Darren, I completely share you feelings with regard to this case which makes for rather depressing reading. Speaking as someone who represents employers, when I got to the bit in the article that stated that she was offered a demotion I immediately thought that that would be the issue that made the dismissal unfair rather than the narrow technical point that the council only gave her a couple of days to decide. This was clearly a totally unreasonable response, given the nature of the misconduct and her lengthy unblemished service. I accept that she had acted inappropriately and that a formal disciplinary sanction was appropriate in order to enforce the social media policy, but surely a written warning would have sufficed. However, it is important, in my view, not to depart from the principle that it is not the job of the ET to act as a proxy employer so as to reexamine the issue of whether the dismissal was unfair by considering the matter anew. The range of reasonable responses test may require tweaking but it should bot be done away with all together, imho. This is a case which, even applying the current tests, the Tribunal simply got wrong in my opinion.
Darren, 20+ years in the trenches and it increasingly feels like that. Procedures are taking precedence over substantive fairness. The range of reasonable responses test is losing relevance
I have a lot of sympathy for the claimant in this case, although, as I work with a number of charities in this field of work, I also think that “the fundamental importance of safeguarding vulnerable adults from breaches of their privacy or dignity” is something that is ingrained into staff working in this sector and which employers rightly take very seriously.
However, I think we are in danger of extrapolating systemic failures on the back of one case. This was clearly a heavy handed and bureaucratic employer over-reacting to the situation (had it been one of my clients I would have advised a warning/final warning) compounded with a tribunal judge deciding it was within the range of reasonable responses even though many reading the judgment would not reach the same conclusion. It’s a sad one-off, not a breakdown of the tribunal system, in my view.
Have a gin and tonic and cheer up!
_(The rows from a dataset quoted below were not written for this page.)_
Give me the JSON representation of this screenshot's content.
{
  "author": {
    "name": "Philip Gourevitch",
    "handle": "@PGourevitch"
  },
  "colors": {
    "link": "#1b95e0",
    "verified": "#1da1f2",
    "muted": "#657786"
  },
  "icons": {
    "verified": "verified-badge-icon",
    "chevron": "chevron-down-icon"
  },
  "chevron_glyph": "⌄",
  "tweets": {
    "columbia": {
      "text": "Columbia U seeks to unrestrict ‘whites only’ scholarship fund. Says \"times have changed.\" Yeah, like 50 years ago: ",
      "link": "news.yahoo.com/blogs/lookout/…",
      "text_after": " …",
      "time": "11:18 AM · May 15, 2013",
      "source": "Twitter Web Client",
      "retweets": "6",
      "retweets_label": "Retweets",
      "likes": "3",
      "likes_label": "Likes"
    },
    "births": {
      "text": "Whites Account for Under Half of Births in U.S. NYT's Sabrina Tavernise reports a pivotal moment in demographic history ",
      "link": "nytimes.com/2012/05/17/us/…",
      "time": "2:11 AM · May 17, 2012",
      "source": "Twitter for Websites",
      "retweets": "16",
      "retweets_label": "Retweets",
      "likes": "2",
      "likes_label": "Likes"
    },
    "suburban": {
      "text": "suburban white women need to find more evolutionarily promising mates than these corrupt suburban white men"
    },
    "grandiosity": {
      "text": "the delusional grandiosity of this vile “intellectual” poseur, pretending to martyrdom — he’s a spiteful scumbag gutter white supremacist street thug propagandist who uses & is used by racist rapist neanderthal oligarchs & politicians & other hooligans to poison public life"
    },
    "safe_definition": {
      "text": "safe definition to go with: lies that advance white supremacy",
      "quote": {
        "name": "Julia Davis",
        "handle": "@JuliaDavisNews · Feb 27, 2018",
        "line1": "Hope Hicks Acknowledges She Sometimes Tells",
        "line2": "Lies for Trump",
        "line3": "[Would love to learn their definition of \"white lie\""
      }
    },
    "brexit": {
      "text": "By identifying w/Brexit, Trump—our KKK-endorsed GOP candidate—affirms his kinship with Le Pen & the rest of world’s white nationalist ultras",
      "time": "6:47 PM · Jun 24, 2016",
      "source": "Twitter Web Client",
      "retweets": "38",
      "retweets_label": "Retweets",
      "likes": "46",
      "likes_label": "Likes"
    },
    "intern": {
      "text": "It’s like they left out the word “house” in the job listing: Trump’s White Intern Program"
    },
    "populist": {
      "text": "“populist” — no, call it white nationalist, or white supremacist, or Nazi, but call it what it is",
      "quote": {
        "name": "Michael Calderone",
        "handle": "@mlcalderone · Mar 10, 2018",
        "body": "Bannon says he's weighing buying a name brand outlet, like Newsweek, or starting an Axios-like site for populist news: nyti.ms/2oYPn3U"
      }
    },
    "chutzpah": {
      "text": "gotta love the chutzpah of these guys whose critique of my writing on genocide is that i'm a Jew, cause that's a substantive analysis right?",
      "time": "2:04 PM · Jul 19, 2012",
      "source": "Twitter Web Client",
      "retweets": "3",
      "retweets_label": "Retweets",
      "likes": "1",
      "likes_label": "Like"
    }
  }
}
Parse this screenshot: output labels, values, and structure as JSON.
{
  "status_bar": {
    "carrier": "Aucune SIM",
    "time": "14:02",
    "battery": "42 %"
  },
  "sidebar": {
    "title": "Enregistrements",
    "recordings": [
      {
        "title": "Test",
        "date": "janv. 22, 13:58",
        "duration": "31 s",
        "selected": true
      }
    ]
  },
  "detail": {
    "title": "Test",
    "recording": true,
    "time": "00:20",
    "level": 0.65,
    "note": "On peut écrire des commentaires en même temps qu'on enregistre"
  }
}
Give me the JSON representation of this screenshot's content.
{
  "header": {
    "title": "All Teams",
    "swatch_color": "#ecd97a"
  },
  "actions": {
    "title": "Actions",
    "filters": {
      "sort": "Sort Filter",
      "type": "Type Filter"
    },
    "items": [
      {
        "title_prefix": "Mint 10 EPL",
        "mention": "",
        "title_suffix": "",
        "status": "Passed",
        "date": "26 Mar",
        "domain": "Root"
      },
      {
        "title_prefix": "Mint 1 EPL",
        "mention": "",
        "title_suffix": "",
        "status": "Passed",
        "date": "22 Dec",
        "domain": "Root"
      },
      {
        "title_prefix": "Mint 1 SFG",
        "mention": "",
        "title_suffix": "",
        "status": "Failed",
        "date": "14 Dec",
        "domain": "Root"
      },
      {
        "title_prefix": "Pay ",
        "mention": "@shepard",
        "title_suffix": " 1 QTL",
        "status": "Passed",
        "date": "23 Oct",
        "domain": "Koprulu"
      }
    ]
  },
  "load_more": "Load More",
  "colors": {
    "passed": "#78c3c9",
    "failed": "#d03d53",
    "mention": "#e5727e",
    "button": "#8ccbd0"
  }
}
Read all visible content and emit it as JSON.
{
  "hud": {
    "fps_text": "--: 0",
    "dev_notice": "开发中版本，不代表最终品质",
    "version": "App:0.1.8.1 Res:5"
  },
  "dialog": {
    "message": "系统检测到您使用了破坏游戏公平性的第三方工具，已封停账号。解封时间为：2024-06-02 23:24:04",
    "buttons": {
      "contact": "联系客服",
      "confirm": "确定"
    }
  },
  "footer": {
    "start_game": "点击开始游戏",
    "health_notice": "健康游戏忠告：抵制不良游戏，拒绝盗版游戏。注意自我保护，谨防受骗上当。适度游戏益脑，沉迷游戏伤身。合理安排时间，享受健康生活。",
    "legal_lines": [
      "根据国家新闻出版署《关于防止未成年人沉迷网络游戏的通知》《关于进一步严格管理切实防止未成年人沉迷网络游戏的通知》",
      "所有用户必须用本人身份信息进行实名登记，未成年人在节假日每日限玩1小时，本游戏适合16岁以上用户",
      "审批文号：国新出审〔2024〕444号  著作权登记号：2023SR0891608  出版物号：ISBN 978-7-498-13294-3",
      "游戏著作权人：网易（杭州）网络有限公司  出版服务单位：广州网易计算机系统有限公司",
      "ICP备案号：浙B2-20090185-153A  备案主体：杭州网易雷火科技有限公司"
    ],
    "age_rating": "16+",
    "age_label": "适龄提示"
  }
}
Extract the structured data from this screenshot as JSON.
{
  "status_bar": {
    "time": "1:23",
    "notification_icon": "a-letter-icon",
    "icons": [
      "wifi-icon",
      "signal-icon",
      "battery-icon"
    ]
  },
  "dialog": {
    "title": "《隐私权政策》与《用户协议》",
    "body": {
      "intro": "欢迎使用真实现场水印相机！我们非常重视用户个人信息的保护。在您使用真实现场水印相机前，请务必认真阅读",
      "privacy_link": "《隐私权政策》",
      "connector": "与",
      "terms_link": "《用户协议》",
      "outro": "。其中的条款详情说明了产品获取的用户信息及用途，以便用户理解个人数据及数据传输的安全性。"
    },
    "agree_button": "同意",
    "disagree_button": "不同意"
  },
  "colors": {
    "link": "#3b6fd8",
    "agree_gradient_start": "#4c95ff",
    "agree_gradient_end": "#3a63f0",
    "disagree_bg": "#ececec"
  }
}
I am with Simon Jones that one bad case does not mean the system is a waste of time tho’ I agree this was a bad case. Anyway Darren not good enough just to say start again…with what?
Darren – here here.. What happened to Rachel was disgusting. Basically win win for the local authority who obviously used it as an excuse to dismiss Rachel completely dispropotionately and avoided redundency as they must have known that the home was going to be closed down.. They then had their army of barristers and legal team at the tribunal whereas Rachel just had the Reverend speaking up for what was right and just. Thankfully they won but I believe she has been awarded a derisory compensation and she is probably too ill to work again after what she has been through. Yes depressing! Did it make me angry – yes again. Rachel was a victim and so were those poor residents who loved the music nights and loved living at the residential home.
Darren, I couldn’t agree more with your comments there. Sometimes it’s hard to understand the rationale behind the ET decisions. How do they measure or define ‘reqsonable’. I think sometimes we should consider issues in a context and take a balanced approach. I see more and more that what they define as ‘reasonable’ is in fact quite unreasonable.
Just a reflection.